# How does the beta prior - binomial conjugate theory hold in classifiers?

In our machine learning class, we were given an example of a naive bayes classifier. Say, you classify a day as being good/bad depending on 2 conditions (the "X" input) - weather(X1 - hot/cold) and wind(X2 - high/low). Using bayes theorem and the naive assumption- $$P(Y = good | X1X2) = \frac{P(X1X2|Y)*P(Y)}{P(X)} = \frac{P(X1|Y)*P(X2|Y)*P(Y)}{P(X)}$$

Now, assuming X|Y follows a binomial distribution, we're told the prior conjugate is beta. However, isn't this prior distribution on X itself and not on Y? Y here is just a category - how does P(Y) denote a prior distribution of X? I understand this in the coin flip case, where we talk about a parameter $$\theta = P(head)$$ and how it follows that $$P(\theta|D) \propto P(D|\theta)*P(\theta)$$

So, we get an overall beta distribution. However, Y is not a parameter of X - how does its distribution allow us to get MAP estimates. I'd be greatfull if someone could please explain this to me?

I'm afraid you are mixing two different things. Naive Bayes algorithm uses Bayes theorem for classifying $Y$ given some data $X$ using marginal $p(Y=k)$ and conditional $p(x_i \mid Y = k)$ probabilities:

$$\DeclareMathOperator*{\argmax}{arg\,max} \hat y = \argmax_{k\in \{1,\dots,K\}} \Big\{ p(Y=k) \prod_i p(x_i \mid Y = k) \Big\}$$

On another hand, in your beta-binomial example, you refer to Bayesian model that assigns prior to unknown parameter value $\theta$ to estimate it. This is a well-known beta-binomial model, where Bayes theorem is applied to obtain posterior distribution of $\theta$:

$$p(\theta|X) \propto p(\theta) \, p(X|\theta)$$

and if you are interested in point estimate, you simply take

$$\hat\theta= \argmax_{\theta\in\Theta} \Big\{ p(\theta) \, p(X|\theta) \Big\}$$

where $p(\theta)$ is a beta prior distribution for possible values of $\theta$ and $p(X|\theta)$ is the likelihood, that in this case is a binomial distribution of $X$ parametrized by $\theta$.
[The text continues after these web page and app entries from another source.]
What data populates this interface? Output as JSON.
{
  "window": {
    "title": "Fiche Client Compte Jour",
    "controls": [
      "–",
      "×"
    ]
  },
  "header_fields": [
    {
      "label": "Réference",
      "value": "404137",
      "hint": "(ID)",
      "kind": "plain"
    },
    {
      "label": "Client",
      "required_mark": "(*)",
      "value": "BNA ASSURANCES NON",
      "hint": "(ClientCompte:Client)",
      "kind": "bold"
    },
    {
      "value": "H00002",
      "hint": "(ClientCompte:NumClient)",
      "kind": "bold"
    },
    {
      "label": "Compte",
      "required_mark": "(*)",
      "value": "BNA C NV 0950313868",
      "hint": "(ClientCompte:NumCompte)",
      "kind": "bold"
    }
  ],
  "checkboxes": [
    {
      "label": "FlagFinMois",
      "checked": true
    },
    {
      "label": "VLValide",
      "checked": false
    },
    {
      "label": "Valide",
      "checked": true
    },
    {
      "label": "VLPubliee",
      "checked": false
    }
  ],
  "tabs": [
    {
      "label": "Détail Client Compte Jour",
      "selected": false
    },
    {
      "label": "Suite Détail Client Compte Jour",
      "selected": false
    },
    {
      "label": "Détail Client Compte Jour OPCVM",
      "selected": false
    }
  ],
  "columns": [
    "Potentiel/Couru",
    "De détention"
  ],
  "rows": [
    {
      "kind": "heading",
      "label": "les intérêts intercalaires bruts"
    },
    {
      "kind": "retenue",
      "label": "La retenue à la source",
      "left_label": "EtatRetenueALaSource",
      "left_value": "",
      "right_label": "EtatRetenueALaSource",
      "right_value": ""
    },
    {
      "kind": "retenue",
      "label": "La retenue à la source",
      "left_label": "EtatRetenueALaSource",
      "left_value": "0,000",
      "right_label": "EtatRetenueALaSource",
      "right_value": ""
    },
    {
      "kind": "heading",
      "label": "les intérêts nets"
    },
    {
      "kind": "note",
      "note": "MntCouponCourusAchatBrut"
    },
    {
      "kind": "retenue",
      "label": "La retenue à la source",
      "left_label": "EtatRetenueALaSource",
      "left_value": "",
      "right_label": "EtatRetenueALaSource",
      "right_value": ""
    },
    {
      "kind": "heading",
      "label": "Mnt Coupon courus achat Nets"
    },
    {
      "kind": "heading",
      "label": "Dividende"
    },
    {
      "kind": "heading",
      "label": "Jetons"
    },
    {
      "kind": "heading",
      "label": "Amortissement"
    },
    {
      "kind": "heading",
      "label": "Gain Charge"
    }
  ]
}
So in the first case you do not use any priors (what makes it a non-Bayesian approach) and use only empirical probabilities for classification. In the second case, you assume some prior distribution for the unknown parameter, to estimate it. To use the second approach for classification you would need to introduce some decision rule to translate what you have learned about your model and it's parameters to actual predictions.

So you are right, $Y$ is not a parameter and we do not assign priors to it in the case of naive Bayes algorithm. Those are two different things, yet both use Bayes theorem.

As about the question in your title, Bayesian approach can be used and is used in machine learning, but this is a very broad topic. To learn more you can refer, for example, to the following book:

Murphy, K.P. (2012). Machine learning: a probabilistic perspective. MIT press.